Excerpts from Jim Conrad's
Naturalist Newsletter

from the April 28, 2007 Newsletter issued from Sierra Gorda Biosphere Reserve, QUERÉTARO, MÉXICO

Last Sunday morning a little after sunrise I was down below the dam's overflow sluiceway atop a limestone rock next to a little pond that was emerald green with algae. It was a peaceful, lush oasis surrounded by steep, scrubby slopes heating up fast. Cicadas droned on and on upslope.

Then two young men, Marciel and Ernesto, emerged from behind some bushes carrying two fish on a string, which they lay on the grass next to me. The fish, whose tails were attractively banded, differed from carp or bass in that their top fins, the dorsal fins, arose right behind their heads and ran continuously almost all the way to their tails, where they were actually at their longest. I asked Maraciel if the fish were tilapia. He looked a bit confused and said that they were Mojarra (mo-HARR-ah, the rr trilled). You can see the two fish lying in the grass next to me below:

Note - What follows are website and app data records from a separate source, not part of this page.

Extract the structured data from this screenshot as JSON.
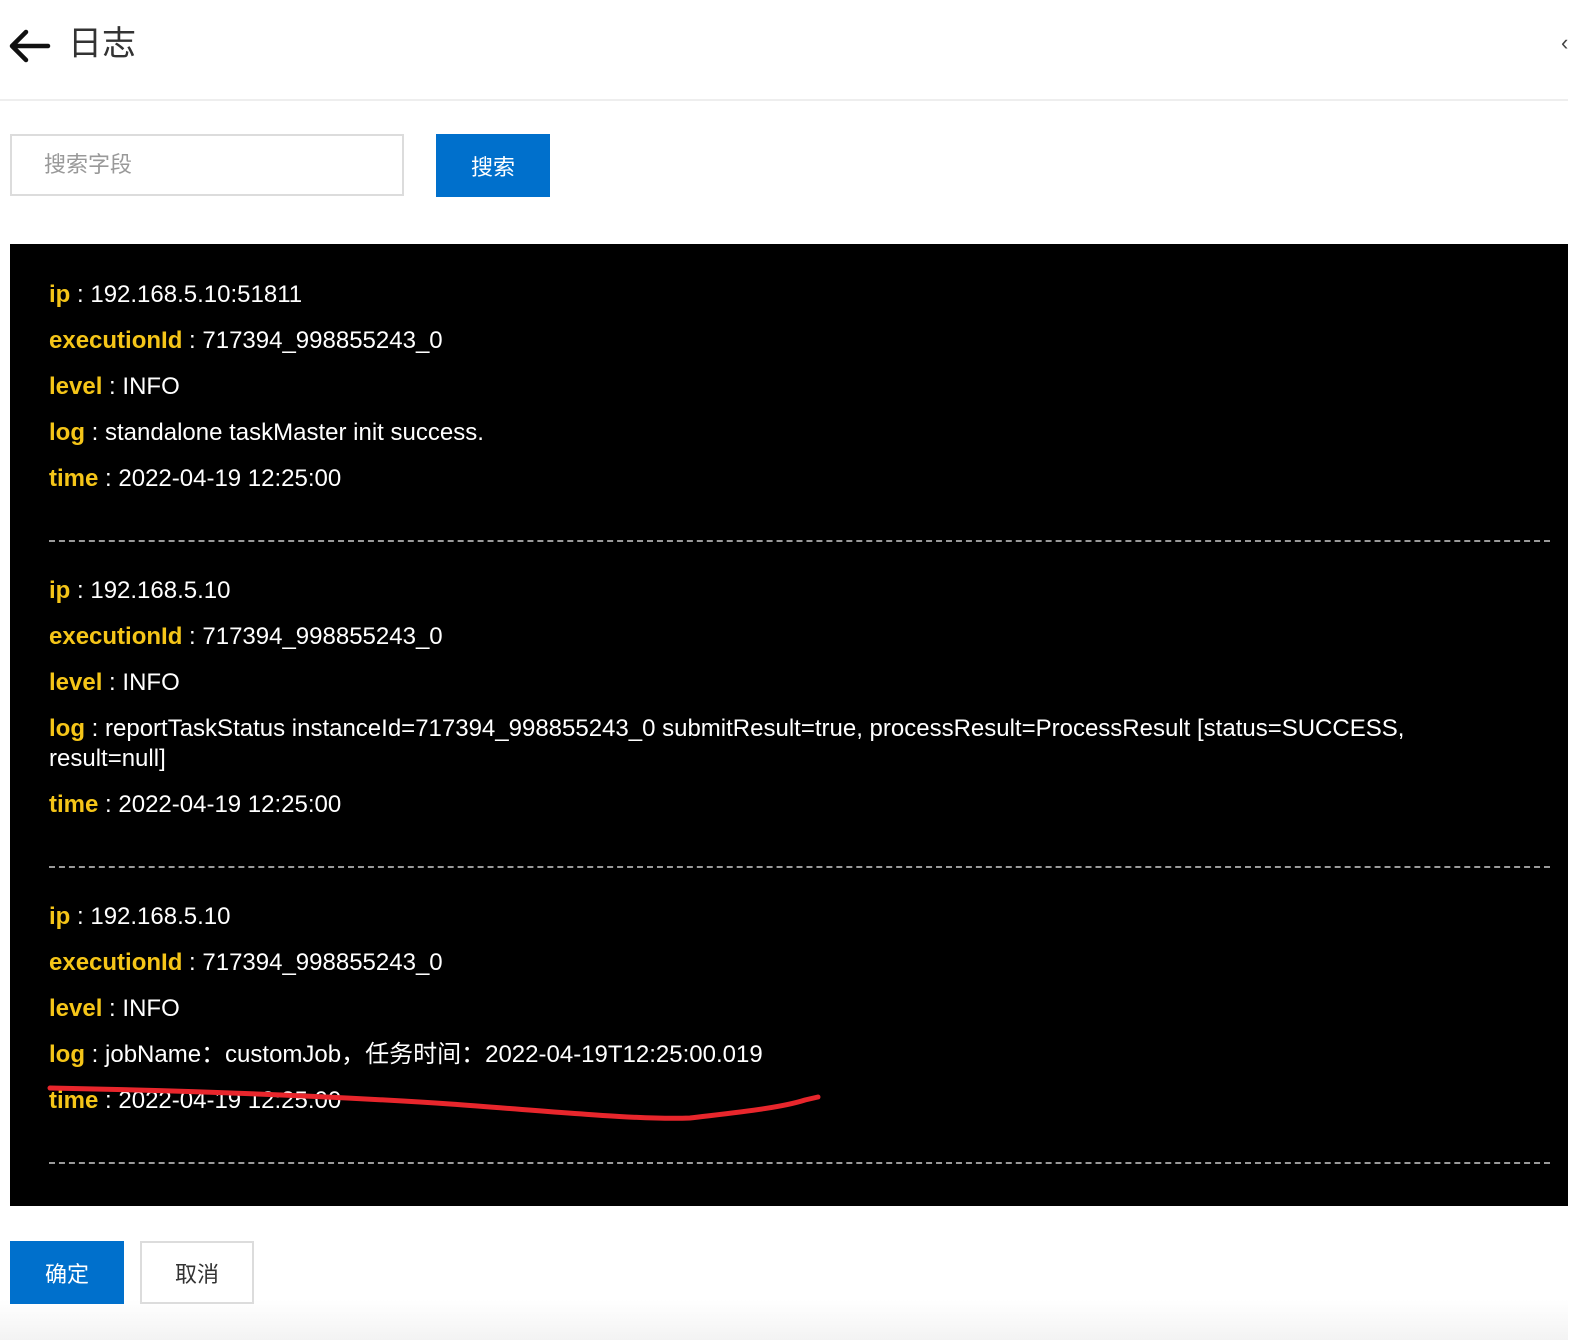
{
  "header": {
    "title": "日志",
    "back_icon": "arrow-left-icon",
    "close_icon": "close-icon"
  },
  "search": {
    "placeholder": "搜索字段",
    "value": "",
    "button_label": "搜索"
  },
  "log_entries": [
    {
      "fields": [
        {
          "key": "ip",
          "value": "192.168.5.10:51811"
        },
        {
          "key": "executionId",
          "value": "717394_998855243_0"
        },
        {
          "key": "level",
          "value": "INFO"
        },
        {
          "key": "log",
          "value": "standalone taskMaster init success."
        },
        {
          "key": "time",
          "value": "2022-04-19 12:25:00"
        }
      ]
    },
    {
      "fields": [
        {
          "key": "ip",
          "value": "192.168.5.10"
        },
        {
          "key": "executionId",
          "value": "717394_998855243_0"
        },
        {
          "key": "level",
          "value": "INFO"
        },
        {
          "key": "log",
          "value": "reportTaskStatus instanceId=717394_998855243_0 submitResult=true, processResult=ProcessResult [status=SUCCESS, result=null]"
        },
        {
          "key": "time",
          "value": "2022-04-19 12:25:00"
        }
      ]
    },
    {
      "fields": [
        {
          "key": "ip",
          "value": "192.168.5.10"
        },
        {
          "key": "executionId",
          "value": "717394_998855243_0"
        },
        {
          "key": "level",
          "value": "INFO"
        },
        {
          "key": "log",
          "value": "jobName：customJob，任务时间：2022-04-19T12:25:00.019"
        },
        {
          "key": "time",
          "value": "2022-04-19 12:25:00"
        }
      ]
    }
  ],
  "separator": " : ",
  "footer": {
    "ok_label": "确定",
    "cancel_label": "取消"
  },
  "colors": {
    "accent": "#0070cc",
    "log_background": "#000000",
    "log_key": "#f5c518",
    "log_value": "#ffffff",
    "annotation_stroke": "#e8262c"
  }
}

When I got back to my computer I compared my picture with what I could find with Google and figured out that both Marciel and I had been right, for the Spanish name for the fish is Mojarra Tilapia. They're TILAPIA NILOTICA.

This is a famous species, nowadays grown worldwide in prodigious numbers and sold in so many restaurants that they're sometimes called "aquatic chickens." Native to eastern Africa, development agencies such as USAID and the World Bank have pushed so hard for the spread of tilapia farming that now the species is grown in more than 85 countries. Because big money is involved there's so much hype about the species that you don't know what to believe. A review of the situation is at http://www.treehugger.com/files/2005/03/aquatic_chicken_1.php.

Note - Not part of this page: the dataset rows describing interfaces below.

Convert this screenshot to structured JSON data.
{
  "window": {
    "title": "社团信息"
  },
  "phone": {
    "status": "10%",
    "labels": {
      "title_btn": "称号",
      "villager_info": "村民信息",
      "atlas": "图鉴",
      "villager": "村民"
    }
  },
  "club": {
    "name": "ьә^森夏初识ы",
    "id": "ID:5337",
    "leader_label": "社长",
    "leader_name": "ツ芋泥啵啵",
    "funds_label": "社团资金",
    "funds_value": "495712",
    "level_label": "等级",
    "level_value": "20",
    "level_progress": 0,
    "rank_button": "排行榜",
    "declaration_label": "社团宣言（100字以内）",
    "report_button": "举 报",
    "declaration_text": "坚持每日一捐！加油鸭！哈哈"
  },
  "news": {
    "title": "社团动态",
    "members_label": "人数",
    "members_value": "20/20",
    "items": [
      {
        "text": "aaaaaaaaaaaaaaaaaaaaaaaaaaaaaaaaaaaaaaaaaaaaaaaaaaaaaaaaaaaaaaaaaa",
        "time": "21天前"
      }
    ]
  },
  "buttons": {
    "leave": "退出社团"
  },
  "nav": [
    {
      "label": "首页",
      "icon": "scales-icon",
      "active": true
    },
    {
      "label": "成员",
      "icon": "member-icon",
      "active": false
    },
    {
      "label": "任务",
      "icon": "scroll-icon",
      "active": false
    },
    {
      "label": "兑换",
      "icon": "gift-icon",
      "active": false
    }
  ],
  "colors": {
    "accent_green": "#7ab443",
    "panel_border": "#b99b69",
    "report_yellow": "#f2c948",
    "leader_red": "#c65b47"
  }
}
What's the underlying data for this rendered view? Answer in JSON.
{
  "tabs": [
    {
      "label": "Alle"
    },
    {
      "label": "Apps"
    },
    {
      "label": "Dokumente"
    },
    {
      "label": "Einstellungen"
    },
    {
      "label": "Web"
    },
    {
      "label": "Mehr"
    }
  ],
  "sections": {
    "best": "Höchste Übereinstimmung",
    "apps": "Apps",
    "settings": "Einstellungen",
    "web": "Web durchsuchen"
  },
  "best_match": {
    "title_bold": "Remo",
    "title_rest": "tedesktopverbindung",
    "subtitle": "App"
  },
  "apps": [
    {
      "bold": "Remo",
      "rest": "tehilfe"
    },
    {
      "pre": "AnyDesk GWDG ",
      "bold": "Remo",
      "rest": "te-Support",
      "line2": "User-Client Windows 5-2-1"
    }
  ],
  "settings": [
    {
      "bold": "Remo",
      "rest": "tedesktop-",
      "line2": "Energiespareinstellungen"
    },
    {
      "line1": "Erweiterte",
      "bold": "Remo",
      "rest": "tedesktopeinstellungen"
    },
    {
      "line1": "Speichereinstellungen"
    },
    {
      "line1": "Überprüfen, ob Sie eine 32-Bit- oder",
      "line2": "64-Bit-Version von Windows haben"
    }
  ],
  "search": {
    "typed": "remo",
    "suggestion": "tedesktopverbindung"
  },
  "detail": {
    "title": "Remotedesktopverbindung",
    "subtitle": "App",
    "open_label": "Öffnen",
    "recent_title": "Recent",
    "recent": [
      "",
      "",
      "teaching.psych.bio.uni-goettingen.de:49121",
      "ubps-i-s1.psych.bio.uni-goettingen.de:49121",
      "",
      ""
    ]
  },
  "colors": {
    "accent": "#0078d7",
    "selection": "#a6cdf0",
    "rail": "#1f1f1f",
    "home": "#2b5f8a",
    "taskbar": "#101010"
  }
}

You can see a large tilapia farm in Arizona at http://www.desertspringstilapia.com/desertspringstilapia-en/index.htm.

Interesting points made at the above site are that Tilapia nilotica is 98% vegetarian, can live in either fresh or brackish water, can thrive on agricultural waste, and grow rapidly in hot temperatures. They must be tough fish to do so well in the alga-green pool below the dam where the oxygen level surely drops low at night, and I'll bet that there's plenty of agricultural chemical runoff in the water, too. Environmentalists are concerned that in warm areas introduced and escaped tilapia may crowd out native species.

As I took my picture Marciel stripped to his shorts and waded into the water. Briefly he submerged and came up with a string of four more Mojarra Tilapias, which earlier he'd tied to an underwater tree stump for safe keeping. Then he waded to another submerged stump and came up with yet another string. You can see what Marciel looked like emerging with his fish below:

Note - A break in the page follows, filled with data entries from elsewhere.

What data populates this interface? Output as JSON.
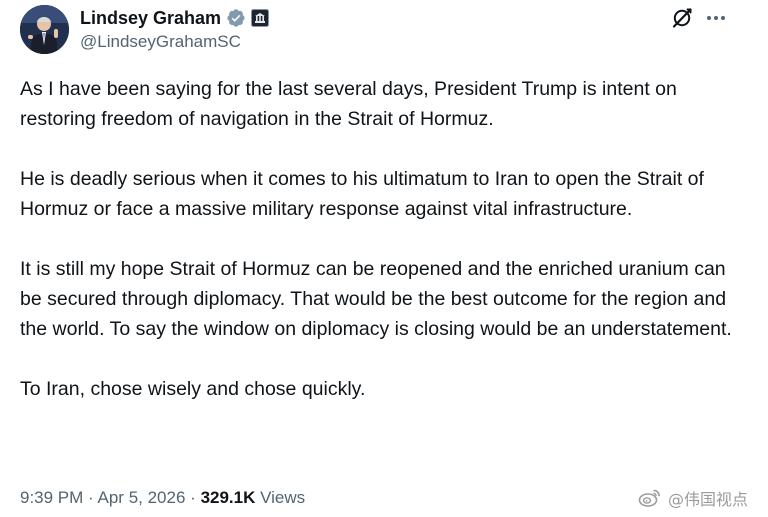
{
  "tweet": {
    "author": {
      "display_name": "Lindsey Graham",
      "handle": "@LindseyGrahamSC",
      "verified": true,
      "affiliation_badge": "government-badge-icon",
      "verified_color": "#829aab"
    },
    "actions": {
      "grok_icon": "grok-icon",
      "more_icon": "more-icon"
    },
    "paragraphs": [
      "As I have been saying for the last several days, President Trump is intent on restoring freedom of navigation in the Strait of Hormuz.",
      "He is deadly serious when it comes to his ultimatum to Iran to open the Strait of Hormuz or face a massive military response against vital infrastructure.",
      "It is still my hope Strait of Hormuz can be reopened and the enriched uranium can be secured through diplomacy. That would be the best outcome for the region and the world. To say the window on diplomacy is closing would be an understatement.",
      "To Iran, chose wisely and chose quickly."
    ],
    "meta": {
      "time": "9:39 PM",
      "separator": "·",
      "date": "Apr 5, 2026",
      "views_count": "329.1K",
      "views_label": "Views"
    }
  },
  "watermark": {
    "text": "@伟国视点",
    "icon": "weibo-icon"
  },
  "colors": {
    "text_primary": "#0f1419",
    "text_secondary": "#536471",
    "background": "#ffffff"
  }
}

Marciel says that our reservoir is full of tilapia, carp, bass, catfish and trout, all introduced species. I'd always considered this area as too hot for trout but if you look closely at the string in Marciel's right hand (our left) you'll see a fish he called trucha, which is trout, and it sure does look like a Rainbow Trout.

Marciel explained that late Saturday he'd strung a gillnet across the pond. Fish try to get through the net, can't make it, start backing out, but can't, and get the net stuck in their gills.

When Ernesto started walking away carrying the strings one string came undone, his catch plopped onto the ground, and his biggest tilapia flopped into the water and swam away. I was glad for the tilapia but when I saw the look on Ernesto's face I felt sorry for him, too.